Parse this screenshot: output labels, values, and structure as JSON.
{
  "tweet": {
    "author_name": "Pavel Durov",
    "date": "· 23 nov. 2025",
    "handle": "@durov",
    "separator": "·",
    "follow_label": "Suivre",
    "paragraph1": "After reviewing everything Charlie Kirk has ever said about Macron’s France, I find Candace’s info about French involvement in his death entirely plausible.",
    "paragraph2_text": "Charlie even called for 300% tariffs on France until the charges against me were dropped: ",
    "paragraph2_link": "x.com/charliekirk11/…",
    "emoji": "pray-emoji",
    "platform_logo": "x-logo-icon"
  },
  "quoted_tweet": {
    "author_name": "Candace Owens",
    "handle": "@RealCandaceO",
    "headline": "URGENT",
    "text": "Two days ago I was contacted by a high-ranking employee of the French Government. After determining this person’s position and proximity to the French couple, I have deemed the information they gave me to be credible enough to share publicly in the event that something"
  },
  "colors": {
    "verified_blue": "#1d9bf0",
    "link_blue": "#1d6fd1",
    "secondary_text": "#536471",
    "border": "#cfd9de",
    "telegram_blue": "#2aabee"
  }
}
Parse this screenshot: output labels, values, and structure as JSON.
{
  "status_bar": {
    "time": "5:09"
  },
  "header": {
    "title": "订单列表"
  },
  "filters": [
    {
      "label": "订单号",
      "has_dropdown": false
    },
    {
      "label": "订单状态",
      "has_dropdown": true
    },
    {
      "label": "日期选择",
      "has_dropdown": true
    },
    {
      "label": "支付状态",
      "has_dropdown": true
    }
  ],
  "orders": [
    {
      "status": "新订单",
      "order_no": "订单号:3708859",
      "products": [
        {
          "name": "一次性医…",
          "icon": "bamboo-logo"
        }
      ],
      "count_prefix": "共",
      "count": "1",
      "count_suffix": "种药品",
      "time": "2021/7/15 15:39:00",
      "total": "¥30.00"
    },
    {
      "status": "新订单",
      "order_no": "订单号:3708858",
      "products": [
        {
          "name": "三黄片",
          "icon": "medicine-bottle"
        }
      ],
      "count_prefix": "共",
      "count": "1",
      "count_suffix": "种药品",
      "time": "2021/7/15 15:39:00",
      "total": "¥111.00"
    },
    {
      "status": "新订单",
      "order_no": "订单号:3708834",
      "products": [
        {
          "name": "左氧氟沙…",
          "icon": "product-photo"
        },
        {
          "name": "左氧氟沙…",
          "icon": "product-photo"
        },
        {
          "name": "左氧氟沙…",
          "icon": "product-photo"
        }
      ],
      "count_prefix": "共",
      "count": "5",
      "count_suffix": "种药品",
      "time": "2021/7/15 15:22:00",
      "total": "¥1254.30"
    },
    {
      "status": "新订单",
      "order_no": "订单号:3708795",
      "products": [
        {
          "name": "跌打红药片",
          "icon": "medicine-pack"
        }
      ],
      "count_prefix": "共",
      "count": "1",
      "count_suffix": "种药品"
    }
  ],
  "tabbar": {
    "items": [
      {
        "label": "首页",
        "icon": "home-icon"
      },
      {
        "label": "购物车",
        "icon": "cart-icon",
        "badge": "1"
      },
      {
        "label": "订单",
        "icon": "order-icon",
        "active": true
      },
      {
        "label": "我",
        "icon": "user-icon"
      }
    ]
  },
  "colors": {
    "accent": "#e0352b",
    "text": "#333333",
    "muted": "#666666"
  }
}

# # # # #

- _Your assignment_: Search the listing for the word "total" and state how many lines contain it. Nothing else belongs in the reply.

- _Task output_: 3